- Bill Camp
This month I said I would talk about birth of
Hulkamania. But looking
back on it today, it seems more like talking about the death of
professional wrestling than the birth of anything.
Let me start by saying that I was only ten years old when Hulk
Hogan won his first World Heavyweight Title in the World Wrestling
Federation. I had only been
watching wrestling for about a year or two when the event happened.
However, even at that early age when I witnessed the huge
expansion and WrestleManias that followed, I knew something in this
sport was dying. No longer
did the TV shows have that smoke-filled atmosphere provided by that
small arena in Allentown, PA. The
live events, even at the small spot shows like the ones I attended in
Erie, PA, began undergoing changes too.
The product was suddenly filled with all the glitz and glamour of
a Hollywood major production. It just didnít seem like the kind of place a man would go
to see two people battle it out for a victory and be able to cheer his

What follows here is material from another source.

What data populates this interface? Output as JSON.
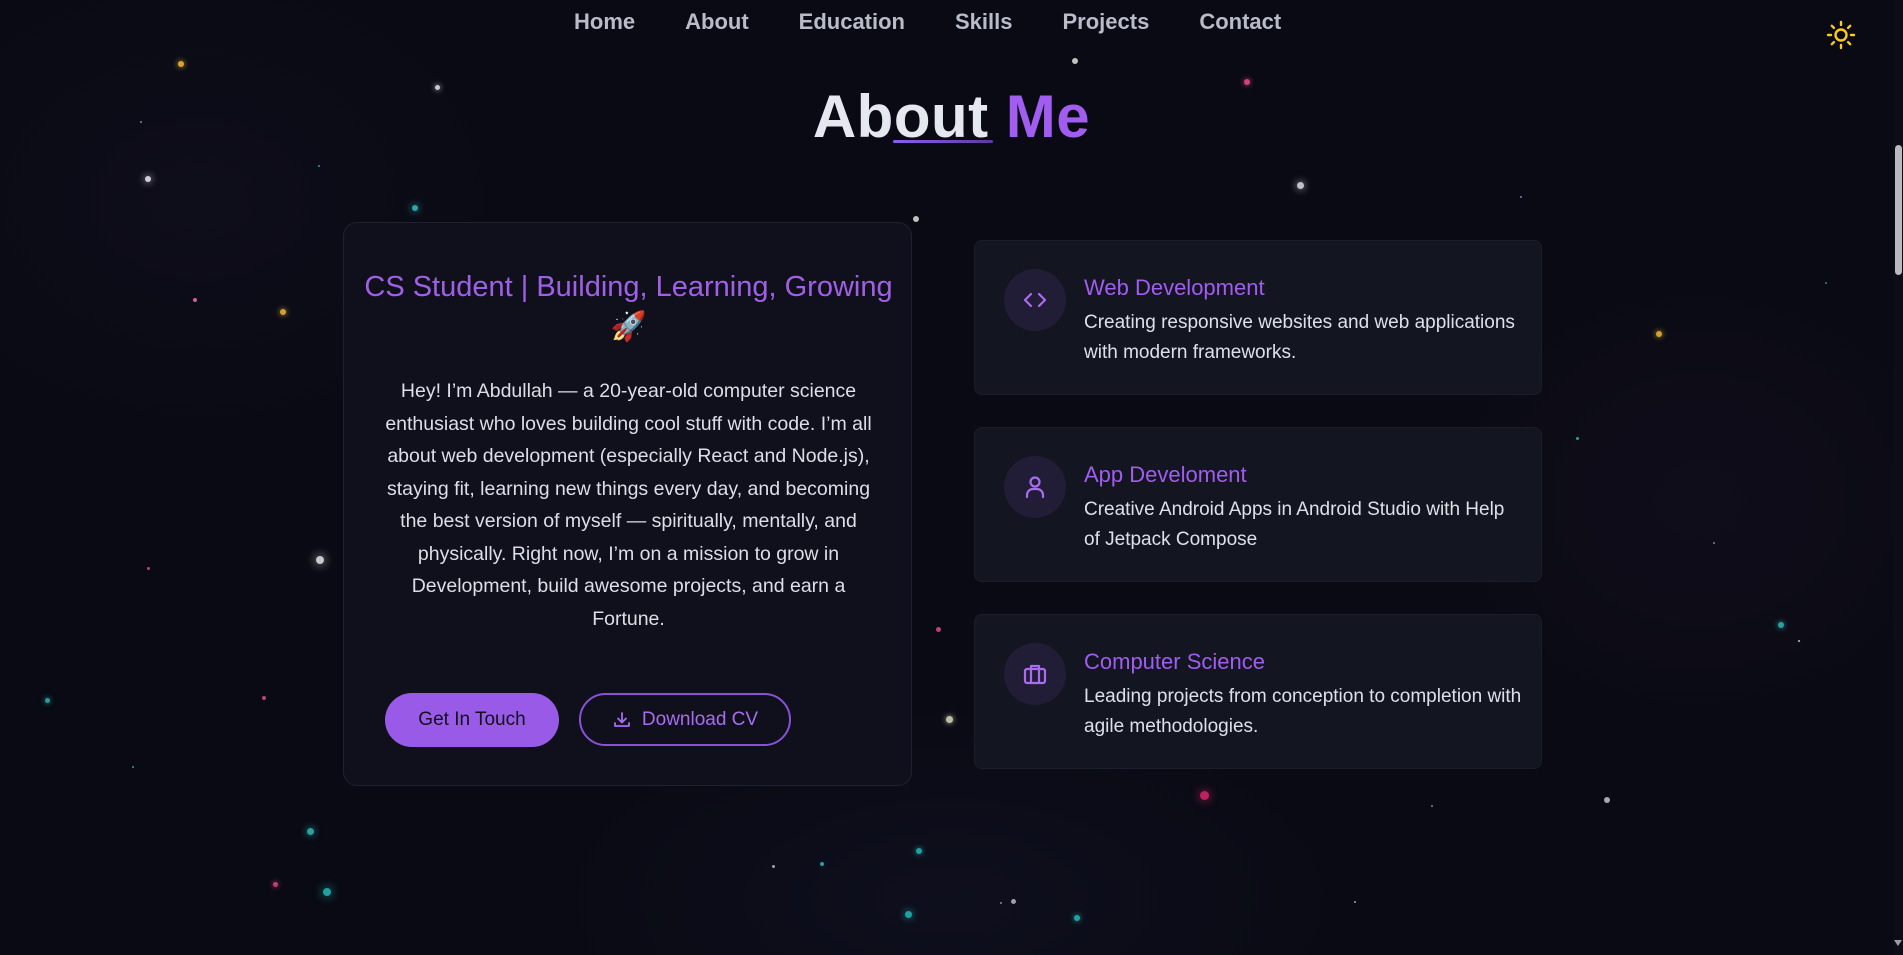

heroes and yell at the grapplers he hated.
Even today, I continue to watch just waiting for those few
moments when some glimmer of the past wrestling style will seep through,

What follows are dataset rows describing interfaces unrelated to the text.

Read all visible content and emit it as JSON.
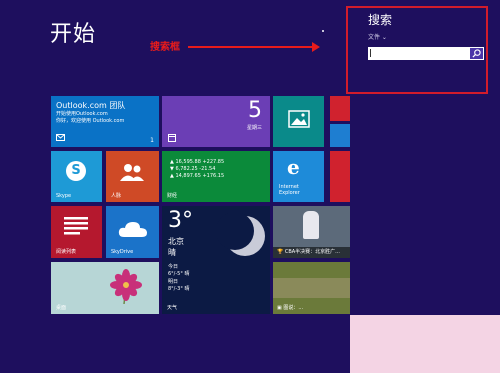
{
  "start": {
    "title": "开始"
  },
  "annotation": {
    "label": "搜索框"
  },
  "search": {
    "title": "搜索",
    "scope": "文件 ⌄",
    "value": ""
  },
  "tiles": {
    "outlook": {
      "title": "Outlook.com 团队",
      "line1": "开始使用Outlook.com",
      "line2": "你好，欢迎使用 Outlook.com",
      "count": "1"
    },
    "calendar": {
      "day": "5",
      "weekday": "星期三"
    },
    "skype": {
      "label": "Skype"
    },
    "people": {
      "label": "人脉"
    },
    "finance": {
      "row1": "16,595.88 +227.85",
      "row2": "6,782.25 -21.54",
      "row3": "14,897.65 +176.15",
      "label": "财经"
    },
    "ie": {
      "line1": "Internet",
      "line2": "Explorer"
    },
    "reading": {
      "label": "阅读列表"
    },
    "skydrive": {
      "label": "SkyDrive"
    },
    "weather": {
      "temp": "3°",
      "city": "北京",
      "cond": "晴",
      "today": "今日",
      "today_val": "6°/-5° 晴",
      "tomorrow": "明日",
      "tomorrow_val": "8°/-3° 晴",
      "label": "天气"
    },
    "sports": {
      "headline": "CBA半决赛：北京胜广..."
    },
    "desktop": {
      "label": "桌面"
    },
    "news": {
      "headline": "图说：..."
    }
  },
  "colors": {
    "background": "#1e0f5e",
    "highlight": "#d21c2b"
  }
}
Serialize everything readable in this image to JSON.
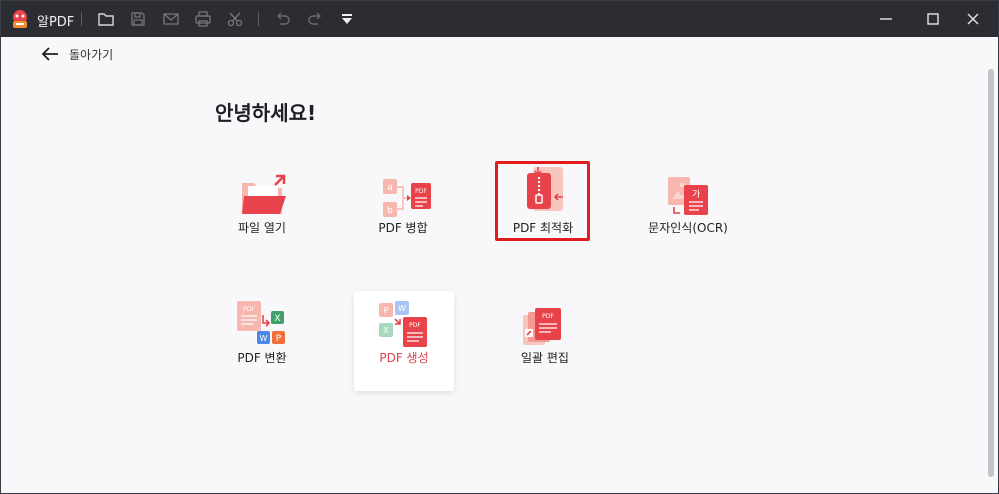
{
  "app": {
    "title": "알PDF"
  },
  "nav": {
    "back_label": "돌아가기"
  },
  "main": {
    "greeting": "안녕하세요!",
    "tiles": [
      {
        "label": "파일 열기"
      },
      {
        "label": "PDF 병합"
      },
      {
        "label": "PDF 최적화"
      },
      {
        "label": "문자인식(OCR)"
      },
      {
        "label": "PDF 변환"
      },
      {
        "label": "PDF 생성"
      },
      {
        "label": "일괄 편집"
      }
    ],
    "ocr_icon_text": "가"
  },
  "colors": {
    "accent": "#e8434b",
    "titlebar": "#2b2d33",
    "highlight": "#e01c1c"
  }
}
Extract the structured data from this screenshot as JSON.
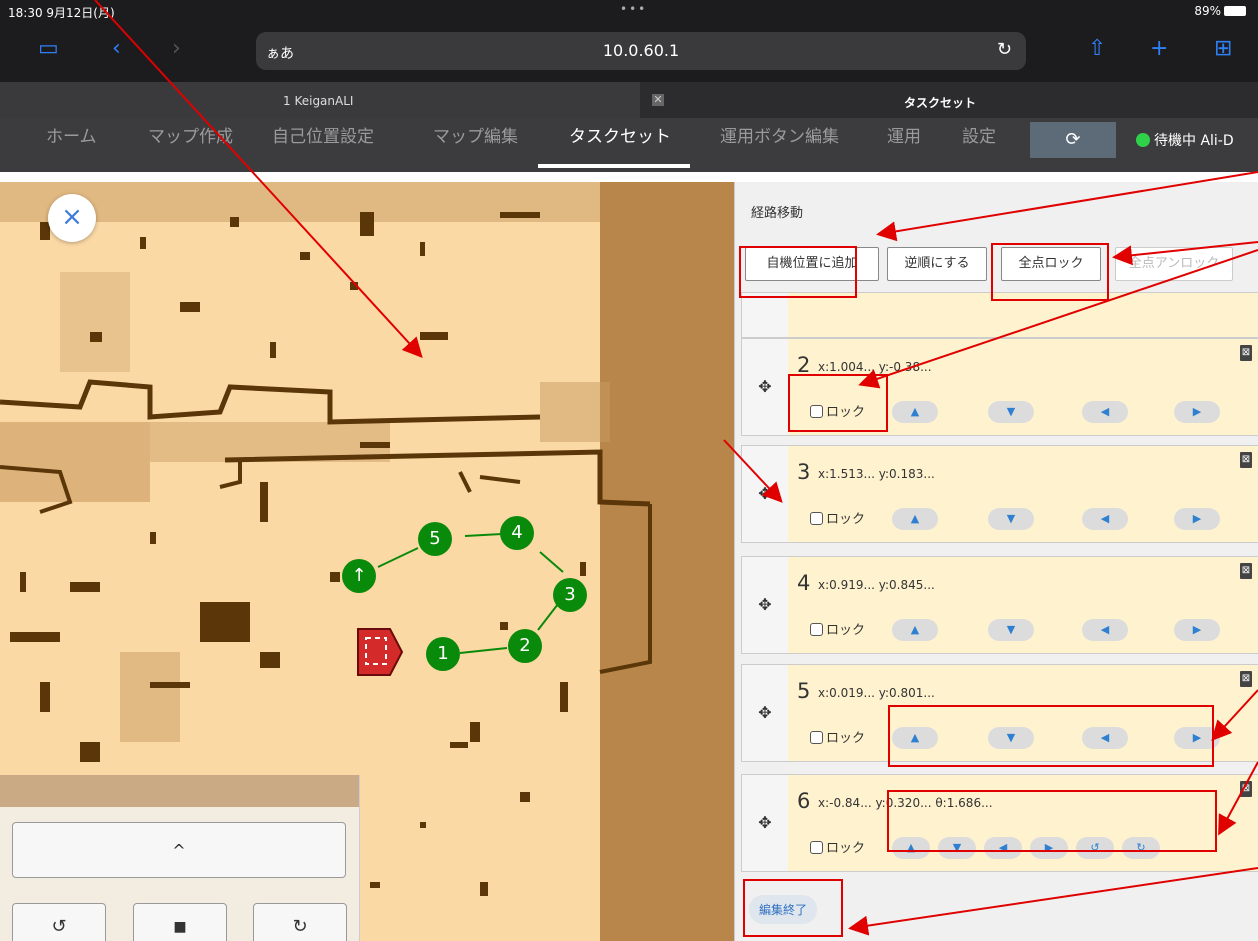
{
  "status_bar": {
    "time": "18:30 9月12日(月)",
    "dots": "•••",
    "battery": "89%"
  },
  "browser": {
    "aa": "ぁあ",
    "url": "10.0.60.1",
    "reload": "↻",
    "tab1": "1 KeiganALI",
    "tab2": "タスクセット",
    "tab_close": "✕"
  },
  "nav": {
    "items": [
      "ホーム",
      "マップ作成",
      "自己位置設定",
      "マップ編集",
      "タスクセット",
      "運用ボタン編集",
      "運用",
      "設定"
    ],
    "active_index": 4,
    "sync_icon": "⟳",
    "status": "待機中",
    "device": "Ali-D"
  },
  "map": {
    "close_icon": "×",
    "markers": [
      {
        "label": "1"
      },
      {
        "label": "2"
      },
      {
        "label": "3"
      },
      {
        "label": "4"
      },
      {
        "label": "5"
      },
      {
        "label": "↑"
      }
    ],
    "marker_color": "#0a8a0a",
    "floor_color": "#fbd9a5",
    "wall_color": "#5a3608",
    "unknown_color": "#b8864a",
    "controls": {
      "up": "^",
      "rotate_left": "↺",
      "stop": "■",
      "rotate_right": "↻"
    }
  },
  "panel": {
    "title": "経路移動",
    "buttons": {
      "add_current": "自機位置に追加",
      "reverse": "逆順にする",
      "lock_all": "全点ロック",
      "unlock_all": "全点アンロック"
    },
    "lock_label": "ロック",
    "drag_icon": "✥",
    "trash_icon": "trash-icon",
    "points": [
      {
        "num": "2",
        "coord": "x:1.004... y:-0.38..."
      },
      {
        "num": "3",
        "coord": "x:1.513... y:0.183..."
      },
      {
        "num": "4",
        "coord": "x:0.919... y:0.845..."
      },
      {
        "num": "5",
        "coord": "x:0.019... y:0.801..."
      },
      {
        "num": "6",
        "coord": "x:-0.84... y:0.320... θ:1.686..."
      }
    ],
    "dir_icons": [
      "▲",
      "▼",
      "◀",
      "▶"
    ],
    "rot_icons": [
      "↺",
      "↻"
    ],
    "end_edit": "編集終了"
  },
  "colors": {
    "accent": "#2f7ff5",
    "annotation": "#e00000",
    "status_dot": "#2fd14b"
  }
}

and it happens less and less with every episode of Raw.
Thatís why I prefer to call January 23, 1984, the day the music
died in professional wrestling, instead of the birth of Hulkamania.

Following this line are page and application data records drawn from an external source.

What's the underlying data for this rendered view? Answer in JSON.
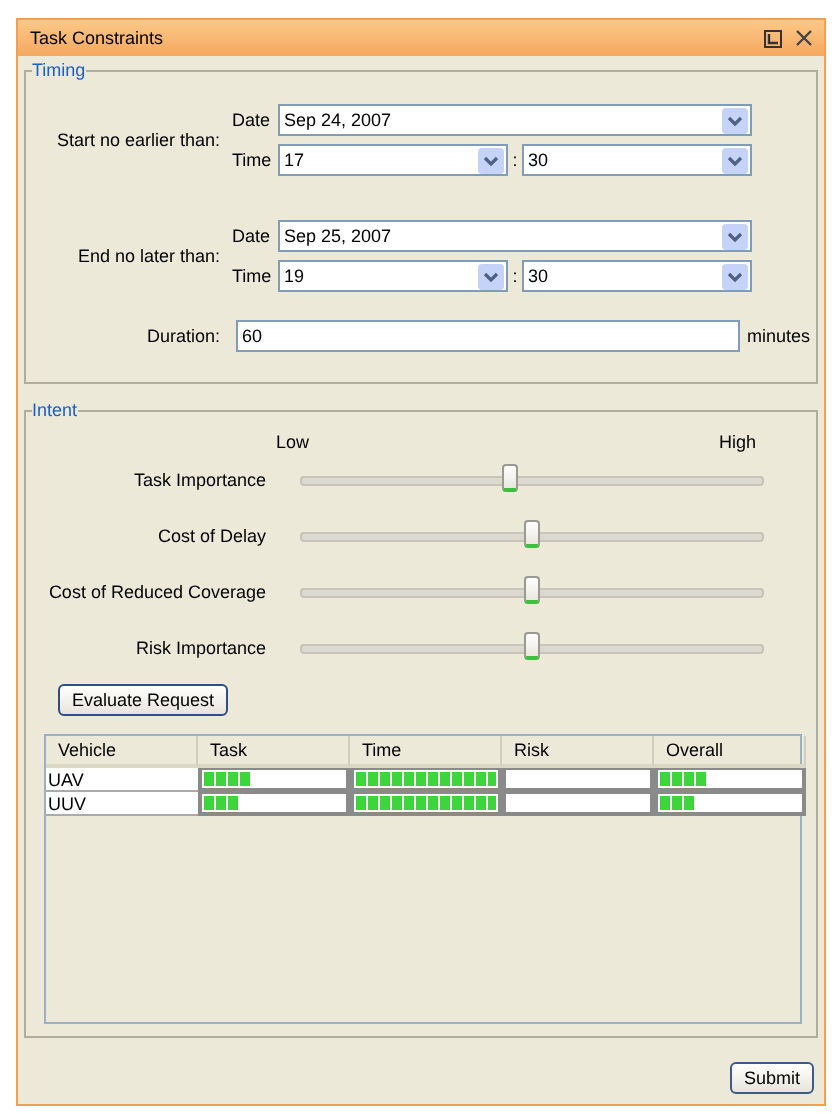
{
  "window": {
    "title": "Task Constraints"
  },
  "timing": {
    "title": "Timing",
    "constraints": [
      {
        "label": "Start no earlier than:",
        "date_label": "Date",
        "date": "Sep 24, 2007",
        "time_label": "Time",
        "hour": "17",
        "separator": ":",
        "minute": "30"
      },
      {
        "label": "End no later than:",
        "date_label": "Date",
        "date": "Sep 25, 2007",
        "time_label": "Time",
        "hour": "19",
        "separator": ":",
        "minute": "30"
      }
    ],
    "duration": {
      "label": "Duration:",
      "value": "60",
      "unit": "minutes"
    }
  },
  "intent": {
    "title": "Intent",
    "scale": {
      "low": "Low",
      "high": "High"
    },
    "sliders": [
      {
        "label": "Task Importance",
        "level": 0.45
      },
      {
        "label": "Cost of Delay",
        "level": 0.5
      },
      {
        "label": "Cost of Reduced Coverage",
        "level": 0.5
      },
      {
        "label": "Risk Importance",
        "level": 0.5
      }
    ],
    "evaluate_button": "Evaluate Request",
    "table": {
      "columns": [
        "Vehicle",
        "Task",
        "Time",
        "Risk",
        "Overall"
      ],
      "rows": [
        {
          "vehicle": "UAV",
          "scores": [
            {
              "kind": "meter",
              "level": 0.33
            },
            {
              "kind": "meter",
              "level": 1.0
            },
            {
              "kind": "empty"
            },
            {
              "kind": "meter",
              "level": 0.33
            }
          ]
        },
        {
          "vehicle": "UUV",
          "scores": [
            {
              "kind": "meter",
              "level": 0.25
            },
            {
              "kind": "meter",
              "level": 1.0
            },
            {
              "kind": "empty"
            },
            {
              "kind": "meter",
              "level": 0.25
            }
          ]
        }
      ]
    }
  },
  "submit_button": "Submit"
}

I guess thatís enough with the sappy monologue, letís get
down to what really happened when Hogan took the title.
The story really starts over in the AWA where Hogan, after
receiving national recognition in the movie Rocky III, was refused the
AWA World Heavyweight Title. To
say Verne Gagne dropped the ball with this one would be the biggest
understatement since Custer said, ďAre those Indians over there?Ē
So Iím watching All Star Wrestling one Saturday afternoon on
WICU TV 12 in Erie in mid December 1983, and the Iron Sheik was
scheduled. To open the
program, they said nothing of the title switch to my recollection, but
the Sheik comes out for the opening match and heís wearing Bob
Backlundís World Heavyweight Title!
I was astounded. Donít
get me wrong, the Sheik was a great wrestler, but even then I could have
named about a half dozen wresters who could beat him for the belt.
During the match, Vince McMahon, Jr., who by the way, took over complete ownership of the promotion after his father passed away a year earlier, relayed what happened on commentary.More...